**Problem details**
Word for word, copy all of the entries.

**Data items**
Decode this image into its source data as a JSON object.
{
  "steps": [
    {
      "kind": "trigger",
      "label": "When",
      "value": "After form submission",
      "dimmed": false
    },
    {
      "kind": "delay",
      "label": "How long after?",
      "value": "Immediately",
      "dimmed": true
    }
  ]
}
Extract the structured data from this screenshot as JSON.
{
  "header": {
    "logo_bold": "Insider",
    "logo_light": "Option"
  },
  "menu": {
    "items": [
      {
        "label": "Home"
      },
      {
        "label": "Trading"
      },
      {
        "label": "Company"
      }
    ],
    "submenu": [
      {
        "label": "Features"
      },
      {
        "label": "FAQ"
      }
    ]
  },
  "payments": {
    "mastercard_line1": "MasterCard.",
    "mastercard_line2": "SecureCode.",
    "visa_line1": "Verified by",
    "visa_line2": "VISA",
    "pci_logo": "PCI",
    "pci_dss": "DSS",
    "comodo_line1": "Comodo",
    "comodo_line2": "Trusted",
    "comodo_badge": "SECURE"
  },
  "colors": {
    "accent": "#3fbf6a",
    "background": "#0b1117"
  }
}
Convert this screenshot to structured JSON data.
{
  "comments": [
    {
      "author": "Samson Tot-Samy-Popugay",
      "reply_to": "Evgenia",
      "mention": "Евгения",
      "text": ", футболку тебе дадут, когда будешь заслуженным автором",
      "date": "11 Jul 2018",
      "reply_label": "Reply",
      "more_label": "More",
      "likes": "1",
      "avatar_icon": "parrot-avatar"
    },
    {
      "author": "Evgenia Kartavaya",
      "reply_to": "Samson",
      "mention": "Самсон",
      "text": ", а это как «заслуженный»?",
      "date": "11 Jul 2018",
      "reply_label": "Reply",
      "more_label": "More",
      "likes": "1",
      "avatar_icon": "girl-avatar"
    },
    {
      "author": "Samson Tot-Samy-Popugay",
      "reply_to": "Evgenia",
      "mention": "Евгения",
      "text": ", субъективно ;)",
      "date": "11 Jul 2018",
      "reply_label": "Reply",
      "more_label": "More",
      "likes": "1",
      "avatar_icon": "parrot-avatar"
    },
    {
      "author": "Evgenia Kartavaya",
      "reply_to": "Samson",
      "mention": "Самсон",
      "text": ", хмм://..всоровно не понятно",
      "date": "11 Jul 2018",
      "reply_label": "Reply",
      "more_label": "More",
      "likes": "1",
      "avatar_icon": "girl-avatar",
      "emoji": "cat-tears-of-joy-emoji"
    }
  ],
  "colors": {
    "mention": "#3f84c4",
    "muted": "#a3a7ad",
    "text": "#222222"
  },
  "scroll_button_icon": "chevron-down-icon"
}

**Response area**
Decode this image into its source data as a JSON object.
{
  "steps": [
    {
      "kind": "trigger",
      "label": "When",
      "value": "After form submission",
      "dimmed": false
    },
    {
      "kind": "delay",
      "label": "How long after?",
      "value": "Immediately",
      "dimmed": true
    }
  ]
}
Extract the structured data from this screenshot as JSON.
{
  "header": {
    "logo_bold": "Insider",
    "logo_light": "Option"
  },
  "menu": {
    "items": [
      {
        "label": "Home"
      },
      {
        "label": "Trading"
      },
      {
        "label": "Company"
      }
    ],
    "submenu": [
      {
        "label": "Features"
      },
      {
        "label": "FAQ"
      }
    ]
  },
  "payments": {
    "mastercard_line1": "MasterCard.",
    "mastercard_line2": "SecureCode.",
    "visa_line1": "Verified by",
    "visa_line2": "VISA",
    "pci_logo": "PCI",
    "pci_dss": "DSS",
    "comodo_line1": "Comodo",
    "comodo_line2": "Trusted",
    "comodo_badge": "SECURE"
  },
  "colors": {
    "accent": "#3fbf6a",
    "background": "#0b1117"
  }
}
Convert this screenshot to structured JSON data.
{
  "comments": [
    {
      "author": "Samson Tot-Samy-Popugay",
      "reply_to": "Evgenia",
      "mention": "Евгения",
      "text": ", футболку тебе дадут, когда будешь заслуженным автором",
      "date": "11 Jul 2018",
      "reply_label": "Reply",
      "more_label": "More",
      "likes": "1",
      "avatar_icon": "parrot-avatar"
    },
    {
      "author": "Evgenia Kartavaya",
      "reply_to": "Samson",
      "mention": "Самсон",
      "text": ", а это как «заслуженный»?",
      "date": "11 Jul 2018",
      "reply_label": "Reply",
      "more_label": "More",
      "likes": "1",
      "avatar_icon": "girl-avatar"
    },
    {
      "author": "Samson Tot-Samy-Popugay",
      "reply_to": "Evgenia",
      "mention": "Евгения",
      "text": ", субъективно ;)",
      "date": "11 Jul 2018",
      "reply_label": "Reply",
      "more_label": "More",
      "likes": "1",
      "avatar_icon": "parrot-avatar"
    },
    {
      "author": "Evgenia Kartavaya",
      "reply_to": "Samson",
      "mention": "Самсон",
      "text": ", хмм://..всоровно не понятно",
      "date": "11 Jul 2018",
      "reply_label": "Reply",
      "more_label": "More",
      "likes": "1",
      "avatar_icon": "girl-avatar",
      "emoji": "cat-tears-of-joy-emoji"
    }
  ],
  "colors": {
    "mention": "#3f84c4",
    "muted": "#a3a7ad",
    "text": "#222222"
  },
  "scroll_button_icon": "chevron-down-icon"
}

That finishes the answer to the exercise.